Tech stocks are behind some of the biggest innovations of the past twenty years, including smartphones and computers. Because of their diverse growth opportunities, it's tough to distill the massive tech market into just a few picks. But here are my three personal favorites: Amazon (NASDAQ:AMZN), Facebook(NASDAQ:FB), and Microsoft (NASDAQ:MSFT).

Image source: Getty Images.


Amazon is a top pick for one simple reason -- AWS (Amazon Web Services). AWS is the world's largest cloud infrastructure platform, with an annual run rate of over $11 billion. It provides storage, remote computing power, and analytics to companies, and lets developers create and host their apps in the cloud.

AWS is now Amazon's fastest growing and most profitable business unit. Its revenue surged 55% annually and accounted for 10% of its total revenue, while its operating income more than doubled to $861 million. That bottom line growth offset weaker growth at Amazon's marketplace businesses, and enabled the company to post an operating profit of $575 million for the quarter.

AWS' scale and the addition of new data centers and services every quarter makes it tough for any rival, including second-place Microsoft (NASDAQ:MSFT), to keep up. Its rising profitability also enables Amazon to expand its e-commerce and Prime ecosystems with low-margin or loss-leading efforts like streaming video, same-day deliveries, and cheaper smart home devices. This expansion enables Amazon to conquer the cloud and e-commerce markets simultaneously -- making it a top tech play for 2017 and beyond.


Facebook is already the world's largest social network, but it's still growing rapidly.
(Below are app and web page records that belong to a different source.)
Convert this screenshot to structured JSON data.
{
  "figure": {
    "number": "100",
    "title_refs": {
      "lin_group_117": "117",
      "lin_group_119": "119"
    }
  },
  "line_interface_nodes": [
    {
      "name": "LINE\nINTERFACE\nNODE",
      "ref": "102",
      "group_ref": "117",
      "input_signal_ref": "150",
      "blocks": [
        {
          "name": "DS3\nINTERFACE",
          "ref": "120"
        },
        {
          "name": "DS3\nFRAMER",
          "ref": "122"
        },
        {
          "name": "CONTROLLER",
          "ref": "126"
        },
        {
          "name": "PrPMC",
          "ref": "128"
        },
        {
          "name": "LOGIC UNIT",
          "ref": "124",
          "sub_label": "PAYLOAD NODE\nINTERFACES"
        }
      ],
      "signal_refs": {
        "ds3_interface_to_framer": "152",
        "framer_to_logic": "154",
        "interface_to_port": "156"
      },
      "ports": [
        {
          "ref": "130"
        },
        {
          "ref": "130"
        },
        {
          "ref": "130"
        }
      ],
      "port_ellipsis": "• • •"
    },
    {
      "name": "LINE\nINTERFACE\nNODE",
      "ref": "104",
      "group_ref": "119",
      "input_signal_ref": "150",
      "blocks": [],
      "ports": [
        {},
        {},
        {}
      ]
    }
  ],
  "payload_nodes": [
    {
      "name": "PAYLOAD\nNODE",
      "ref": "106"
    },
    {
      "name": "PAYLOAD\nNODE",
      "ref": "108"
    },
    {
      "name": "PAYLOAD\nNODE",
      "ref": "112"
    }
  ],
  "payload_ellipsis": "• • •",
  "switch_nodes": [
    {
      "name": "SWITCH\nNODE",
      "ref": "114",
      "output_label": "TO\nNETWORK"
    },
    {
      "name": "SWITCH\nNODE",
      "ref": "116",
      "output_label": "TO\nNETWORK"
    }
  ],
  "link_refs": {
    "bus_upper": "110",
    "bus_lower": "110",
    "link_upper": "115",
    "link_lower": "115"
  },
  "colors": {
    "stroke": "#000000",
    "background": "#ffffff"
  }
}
Its monthly active users (MAUs) rose 16% annually to 1.79 billion last quarter, and it's still reaching into untapped markets with solar-powered drones and "zero-rated" apps for users in rural areas and developing markets. Facebook is even reportedly willing to censor its network to gain access to the massive Chinese market again.

Meanwhile, Facebook's Instagram, WhatsApp, and Messenger apps give users an "illusion of choice" between social apps, but actually tether all them more tightly to its data-mining and ad delivery ecosystem. All that data supports Facebook's expansion into adjacent markets, like e-commerce, enterprise communications, app-displacing chatbots, and even virtual reality.

Those moves all widened Facebook's moat against Alphabet's (NASDAQ:GOOG) (NASDAQ:GOOGL) Google, which repeatedly failed to counter Facebook's ability to gather data from users' social connections and interactions. That ecosystem growth makes Facebook another key tech stock to watch next year.


After resting on its laurels for years under former CEO Steve Ballmer, Microsoft finally became a forward-thinking company again under current CEO Satya Nadella. Unlike Ballmer, who milked Microsoft's cash cows of Windows and Office for far too long, Nadella had Microsoft invest heavily in the cloud and mobile markets.

To counter Android, Nadella made Windows 10 a "universal" cloud-tethered OS for PCs, mobile devices, and gaming consoles. To reduce fragmentation across different versions of Windows, he offered Windows 10 as a free upgrade for most Windows 7 and 8 users for a year. He also introduced Continuum, a feature which turned Windows 10 Mobile smartphones into full PCs via a Display Dock, and expanded the Surface lineup to include 2-in-1 laptops and sleek all-in-one PCs.

Microsoft's HoloLens. Image source: Microsoft.

For the first time in years, Microsoft also leapfrogged Google and Apple (NASDAQ:AAPL) in terms of innovation with its mixed-reality HoloLens headset, augmented reality apps, and holographic design features for Windows 10. I believe that as Microsoft unveils more of these features next year, it could move ahead of Google and Apple on the tech curve -- sending those two mobile leaders scrambling to catch up.

The key takeaway

Amazon, Facebook, and Microsoft could impress tech investors next year, but investors should also be aware of their weaknesses. Amazon will likely face questions about its lofty P/E ratio, high logistics expenses, and the falling prices of cloud services, and analysts could fret over Facebook and Microsoft's higher spending on new technologies. Therefore, investors should do some careful due diligence before deciding if these stocks actually suit their long-term investing goals.